It was gone. Everything about the house was exactly how Jack remembered it, except for the box. He figured someone from the Belser family had taken it.
“Now I’ll never know what was so valuable to him,” Jack said.
“I better get some sleep. I have an early flight home, Mom.”
It had been about two weeks since Mr. Belser died. Returning home from work one day Jack discovered a note in his mailbox. “Signature required on a package. No one at home. Please stop by the main post office within the next three days,” the note read.
Early the next day Jack went to the post office and retrieved the package. The small box was old and looked like it had been mailed a hundred years ago. The handwriting was difficult to read, but the return address caught his attention.
“Mr. Harold Belser” it read.
Jack took the box out to his car and ripped open the package. There inside was the gold box and an envelope.
Jack’s hands shook as he read the note inside.
“Upon my death, please forward this box and its contents to Jack Bennett. It’s the thing I valued most in my life.” A small key was taped to the letter. His heart racing, as tears filled his eyes, Jack carefully unlocked the box. There inside he found a beautiful gold pocket watch.
Running his fingers slowly over the finely etched casing, he unlatched the cover. Inside he found these words engraved: “Jack, Thanks for your time! — Harold Belser.”
“The thing he valued most was my time!”
Jack held the watch for a few minutes, then called his office and cleared his appointments for the next two days.*
“Why?” Janet, his assistant asked.
“I need some time to spend with the people I love and say I care for,” he said. “Oh, by the way, Janet, thanks for your time!”
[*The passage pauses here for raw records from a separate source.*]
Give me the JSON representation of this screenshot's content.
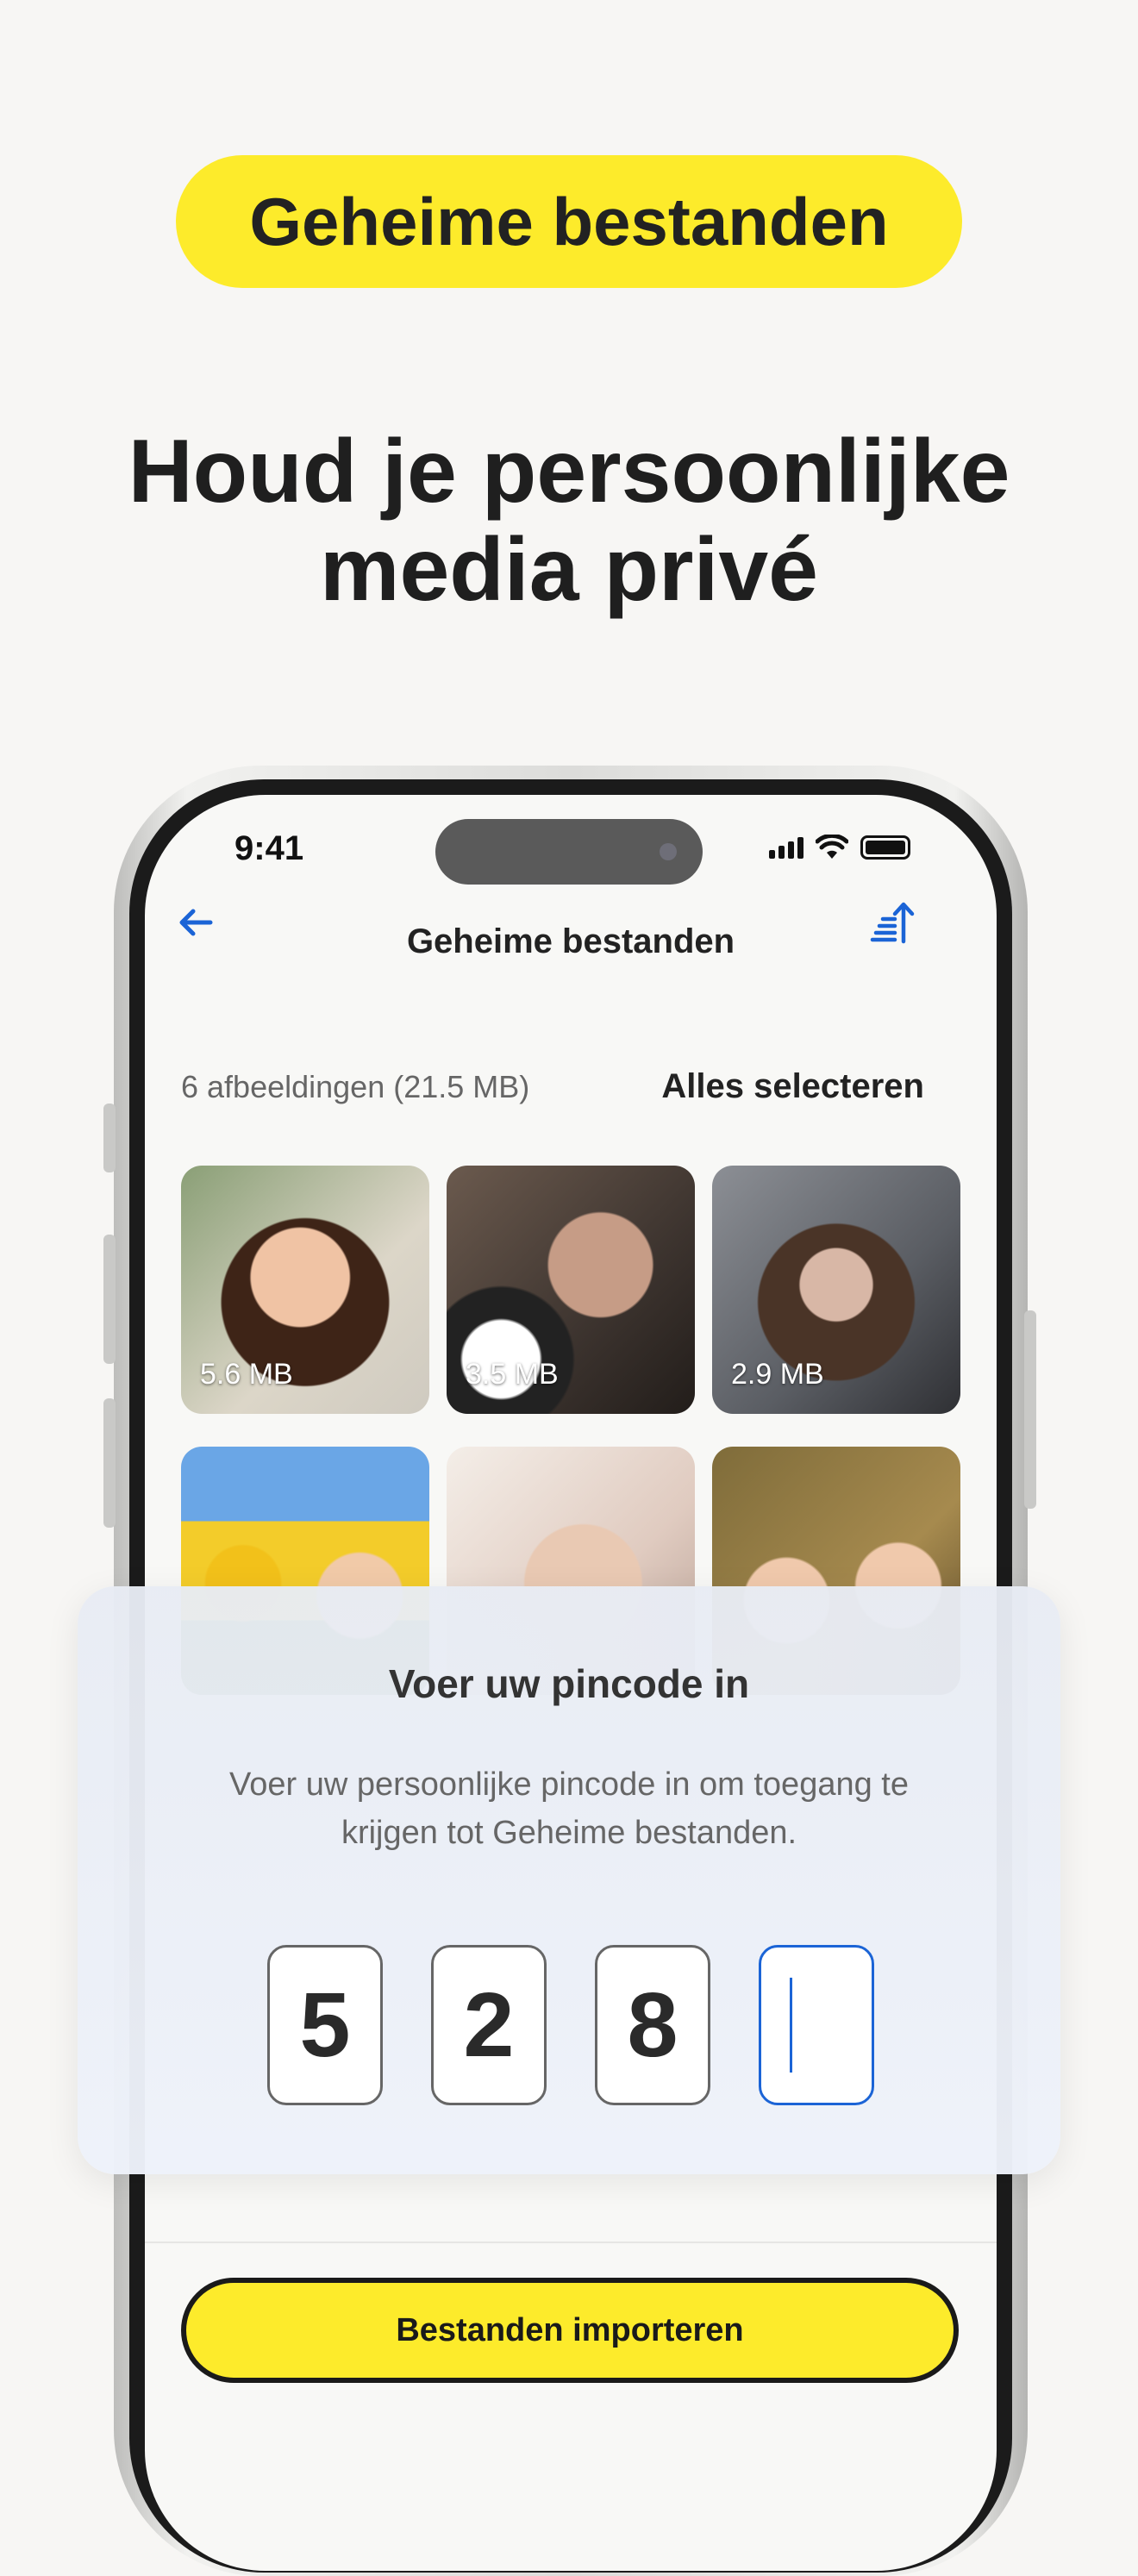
{
  "badge": "Geheime bestanden",
  "headline": {
    "line1": "Houd je persoonlijke",
    "line2": "media privé"
  },
  "status_bar": {
    "time": "9:41",
    "icons": [
      "signal-icon",
      "wifi-icon",
      "battery-icon"
    ]
  },
  "nav": {
    "title": "Geheime bestanden",
    "back_icon": "arrow-left-icon",
    "sort_icon": "sort-icon"
  },
  "gallery": {
    "count": "6 afbeeldingen (21.5 MB)",
    "select_all": "Alles selecteren",
    "items": [
      {
        "size": "5.6 MB"
      },
      {
        "size": "3.5 MB"
      },
      {
        "size": "2.9 MB"
      },
      {
        "size": ""
      },
      {
        "size": ""
      },
      {
        "size": ""
      }
    ]
  },
  "pin_sheet": {
    "title": "Voer uw pincode in",
    "text": "Voer uw persoonlijke pincode in om toegang te krijgen tot Geheime bestanden.",
    "digits": [
      "5",
      "2",
      "8",
      ""
    ]
  },
  "import_button": "Bestanden importeren",
  "colors": {
    "accent_yellow": "#fdeb2b",
    "link_blue": "#1b64d6"
  }
}
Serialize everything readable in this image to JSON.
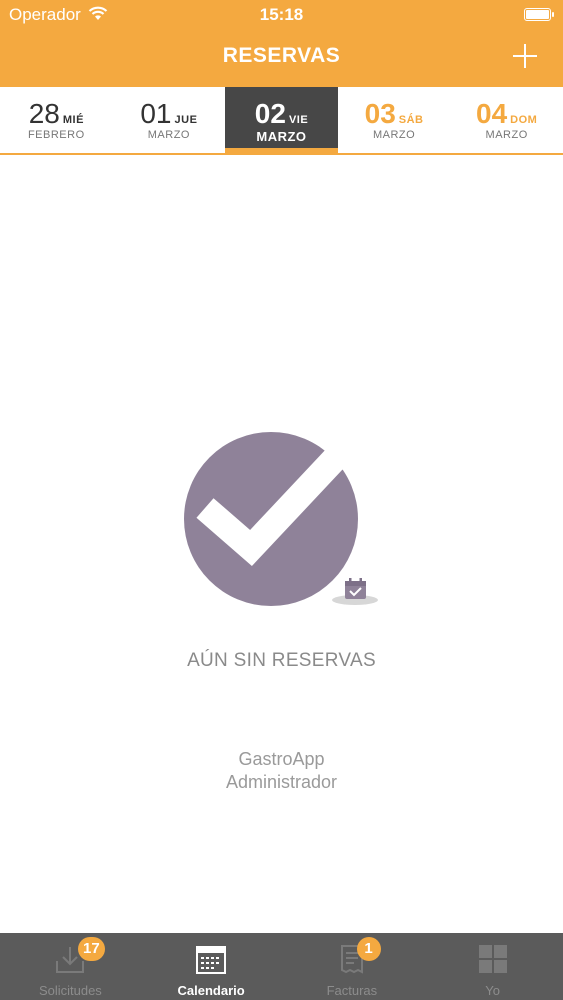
{
  "status_bar": {
    "carrier": "Operador",
    "time": "15:18"
  },
  "nav": {
    "title": "RESERVAS",
    "add_icon": "plus-icon"
  },
  "dates": [
    {
      "day": "28",
      "dow": "MIÉ",
      "month": "FEBRERO",
      "selected": false,
      "weekend": false
    },
    {
      "day": "01",
      "dow": "JUE",
      "month": "MARZO",
      "selected": false,
      "weekend": false
    },
    {
      "day": "02",
      "dow": "VIE",
      "month": "MARZO",
      "selected": true,
      "weekend": false
    },
    {
      "day": "03",
      "dow": "SÁB",
      "month": "MARZO",
      "selected": false,
      "weekend": true
    },
    {
      "day": "04",
      "dow": "DOM",
      "month": "MARZO",
      "selected": false,
      "weekend": true
    }
  ],
  "empty_state": {
    "icon": "checkmark-circle-icon",
    "message": "AÚN SIN RESERVAS",
    "app_name": "GastroApp",
    "app_role": "Administrador"
  },
  "tabs": [
    {
      "label": "Solicitudes",
      "icon": "inbox-download-icon",
      "badge": "17",
      "active": false
    },
    {
      "label": "Calendario",
      "icon": "calendar-icon",
      "badge": "",
      "active": true
    },
    {
      "label": "Facturas",
      "icon": "invoice-icon",
      "badge": "1",
      "active": false
    },
    {
      "label": "Yo",
      "icon": "grid-icon",
      "badge": "",
      "active": false
    }
  ],
  "colors": {
    "accent": "#f4a940",
    "selected_day_bg": "#474747",
    "tabbar_bg": "#5b5b5b",
    "check_circle": "#8f8299"
  }
}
“Life is not measured by the number of breaths we take but by the moments that take our breath away.”
Think about this. You may not realize it, but it’s 100 percent true.
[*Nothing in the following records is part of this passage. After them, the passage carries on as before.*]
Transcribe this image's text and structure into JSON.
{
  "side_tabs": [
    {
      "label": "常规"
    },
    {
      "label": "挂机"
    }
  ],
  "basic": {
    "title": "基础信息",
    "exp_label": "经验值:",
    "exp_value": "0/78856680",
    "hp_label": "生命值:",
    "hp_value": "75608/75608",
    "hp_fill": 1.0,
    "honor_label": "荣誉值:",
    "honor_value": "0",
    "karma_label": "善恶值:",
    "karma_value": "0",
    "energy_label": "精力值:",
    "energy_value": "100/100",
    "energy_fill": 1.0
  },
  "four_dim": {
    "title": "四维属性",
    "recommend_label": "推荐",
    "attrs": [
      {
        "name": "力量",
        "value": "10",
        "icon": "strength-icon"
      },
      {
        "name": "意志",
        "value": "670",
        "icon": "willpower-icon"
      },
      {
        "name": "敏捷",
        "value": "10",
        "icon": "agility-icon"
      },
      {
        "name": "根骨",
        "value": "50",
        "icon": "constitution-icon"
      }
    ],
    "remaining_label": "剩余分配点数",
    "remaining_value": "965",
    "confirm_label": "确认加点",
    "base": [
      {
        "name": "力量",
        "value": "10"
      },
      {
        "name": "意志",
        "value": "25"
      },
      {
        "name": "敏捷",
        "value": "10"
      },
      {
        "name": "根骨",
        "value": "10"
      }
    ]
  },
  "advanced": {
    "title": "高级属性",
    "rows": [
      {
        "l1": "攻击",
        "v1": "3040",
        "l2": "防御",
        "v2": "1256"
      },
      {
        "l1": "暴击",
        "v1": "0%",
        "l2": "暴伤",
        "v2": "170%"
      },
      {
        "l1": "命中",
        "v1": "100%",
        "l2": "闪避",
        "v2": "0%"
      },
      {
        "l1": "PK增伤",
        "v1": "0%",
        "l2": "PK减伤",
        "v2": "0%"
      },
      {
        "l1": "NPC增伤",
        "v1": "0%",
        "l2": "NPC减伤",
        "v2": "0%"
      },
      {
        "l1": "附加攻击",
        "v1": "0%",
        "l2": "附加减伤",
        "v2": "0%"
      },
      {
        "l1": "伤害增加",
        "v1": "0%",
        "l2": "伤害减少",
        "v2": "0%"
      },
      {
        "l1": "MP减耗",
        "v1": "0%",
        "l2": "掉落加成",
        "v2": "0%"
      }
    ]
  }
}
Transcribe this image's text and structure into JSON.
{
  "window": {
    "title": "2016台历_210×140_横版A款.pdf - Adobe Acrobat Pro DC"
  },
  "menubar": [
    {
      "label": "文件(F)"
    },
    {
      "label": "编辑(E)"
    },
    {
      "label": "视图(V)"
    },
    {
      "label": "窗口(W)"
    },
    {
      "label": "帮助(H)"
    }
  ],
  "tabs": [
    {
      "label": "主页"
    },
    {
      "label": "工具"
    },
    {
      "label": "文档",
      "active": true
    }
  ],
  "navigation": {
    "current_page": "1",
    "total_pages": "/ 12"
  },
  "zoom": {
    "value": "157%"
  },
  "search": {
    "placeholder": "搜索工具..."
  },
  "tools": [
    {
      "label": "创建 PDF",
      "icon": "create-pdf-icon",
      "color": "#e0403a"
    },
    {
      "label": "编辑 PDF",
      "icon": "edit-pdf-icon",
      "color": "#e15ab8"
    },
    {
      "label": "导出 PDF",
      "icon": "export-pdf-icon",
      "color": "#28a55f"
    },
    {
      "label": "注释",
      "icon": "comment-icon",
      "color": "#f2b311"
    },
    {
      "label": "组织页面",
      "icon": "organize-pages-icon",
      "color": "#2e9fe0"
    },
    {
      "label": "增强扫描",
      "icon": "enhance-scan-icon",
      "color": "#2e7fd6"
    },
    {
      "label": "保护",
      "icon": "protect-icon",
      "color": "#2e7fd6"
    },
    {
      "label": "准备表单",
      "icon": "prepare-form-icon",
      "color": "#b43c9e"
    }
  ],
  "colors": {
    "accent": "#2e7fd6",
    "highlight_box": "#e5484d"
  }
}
1. At least 15 people in this world love you in some way.
2. A smile from you can bring happiness to anyone, even if they don’t like you.
3. Every night, SOMEONE thinks about you before they go to sleep.
4. You mean the world to someone.
5. If not for you, someone may not be living.
6. You are special and unique.
7. Have trust sooner or later you will get what you wish for or something better.
8. When you make the biggest mistake ever, something good can still come from it.
9. When you think the world has turned its back on you, take a hard look: you most likely turned your back on the world and the people who love and care for you.
10. Someone that you don’t even know exists loves you.
11. Always remember the compliments you received. Forget about the rude remarks.
12. Always tell someone how you feel about them; you will feel much better when they know and you’ll both be happy.
13. If you have a great friend, take the time to let them know that they are great.
To everyone who read this just now….
*”Thanks for your time.”* 😊